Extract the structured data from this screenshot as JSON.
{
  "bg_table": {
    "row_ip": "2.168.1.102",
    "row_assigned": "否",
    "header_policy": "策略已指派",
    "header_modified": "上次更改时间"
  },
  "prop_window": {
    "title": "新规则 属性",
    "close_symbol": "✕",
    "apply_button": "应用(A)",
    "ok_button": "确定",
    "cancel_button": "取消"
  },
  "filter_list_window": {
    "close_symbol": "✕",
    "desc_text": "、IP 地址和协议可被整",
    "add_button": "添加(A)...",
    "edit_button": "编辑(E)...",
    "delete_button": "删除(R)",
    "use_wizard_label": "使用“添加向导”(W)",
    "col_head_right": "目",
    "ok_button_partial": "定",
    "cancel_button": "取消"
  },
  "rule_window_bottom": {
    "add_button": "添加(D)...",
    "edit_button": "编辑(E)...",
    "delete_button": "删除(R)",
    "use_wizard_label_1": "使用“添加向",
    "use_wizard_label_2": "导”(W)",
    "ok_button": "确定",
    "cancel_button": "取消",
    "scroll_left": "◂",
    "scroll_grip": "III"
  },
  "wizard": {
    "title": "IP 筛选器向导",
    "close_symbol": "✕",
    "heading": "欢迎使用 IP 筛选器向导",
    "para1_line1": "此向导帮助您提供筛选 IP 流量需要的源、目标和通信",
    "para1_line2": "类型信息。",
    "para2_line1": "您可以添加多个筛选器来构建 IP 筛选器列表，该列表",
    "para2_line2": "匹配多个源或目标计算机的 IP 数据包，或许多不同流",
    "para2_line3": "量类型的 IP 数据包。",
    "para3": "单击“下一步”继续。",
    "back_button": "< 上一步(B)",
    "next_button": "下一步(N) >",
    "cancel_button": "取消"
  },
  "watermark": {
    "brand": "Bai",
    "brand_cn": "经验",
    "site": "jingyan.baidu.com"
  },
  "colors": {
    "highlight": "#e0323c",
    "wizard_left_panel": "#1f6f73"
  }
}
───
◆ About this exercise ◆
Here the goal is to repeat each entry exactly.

◆ Exercise output ◆
Extract the structured data from this screenshot as JSON.
{
  "bg_table": {
    "row_ip": "2.168.1.102",
    "row_assigned": "否",
    "header_policy": "策略已指派",
    "header_modified": "上次更改时间"
  },
  "prop_window": {
    "title": "新规则 属性",
    "close_symbol": "✕",
    "apply_button": "应用(A)",
    "ok_button": "确定",
    "cancel_button": "取消"
  },
  "filter_list_window": {
    "close_symbol": "✕",
    "desc_text": "、IP 地址和协议可被整",
    "add_button": "添加(A)...",
    "edit_button": "编辑(E)...",
    "delete_button": "删除(R)",
    "use_wizard_label": "使用“添加向导”(W)",
    "col_head_right": "目",
    "ok_button_partial": "定",
    "cancel_button": "取消"
  },
  "rule_window_bottom": {
    "add_button": "添加(D)...",
    "edit_button": "编辑(E)...",
    "delete_button": "删除(R)",
    "use_wizard_label_1": "使用“添加向",
    "use_wizard_label_2": "导”(W)",
    "ok_button": "确定",
    "cancel_button": "取消",
    "scroll_left": "◂",
    "scroll_grip": "III"
  },
  "wizard": {
    "title": "IP 筛选器向导",
    "close_symbol": "✕",
    "heading": "欢迎使用 IP 筛选器向导",
    "para1_line1": "此向导帮助您提供筛选 IP 流量需要的源、目标和通信",
    "para1_line2": "类型信息。",
    "para2_line1": "您可以添加多个筛选器来构建 IP 筛选器列表，该列表",
    "para2_line2": "匹配多个源或目标计算机的 IP 数据包，或许多不同流",
    "para2_line3": "量类型的 IP 数据包。",
    "para3": "单击“下一步”继续。",
    "back_button": "< 上一步(B)",
    "next_button": "下一步(N) >",
    "cancel_button": "取消"
  },
  "watermark": {
    "brand": "Bai",
    "brand_cn": "经验",
    "site": "jingyan.baidu.com"
  },
  "colors": {
    "highlight": "#e0323c",
    "wizard_left_panel": "#1f6f73"
  }
}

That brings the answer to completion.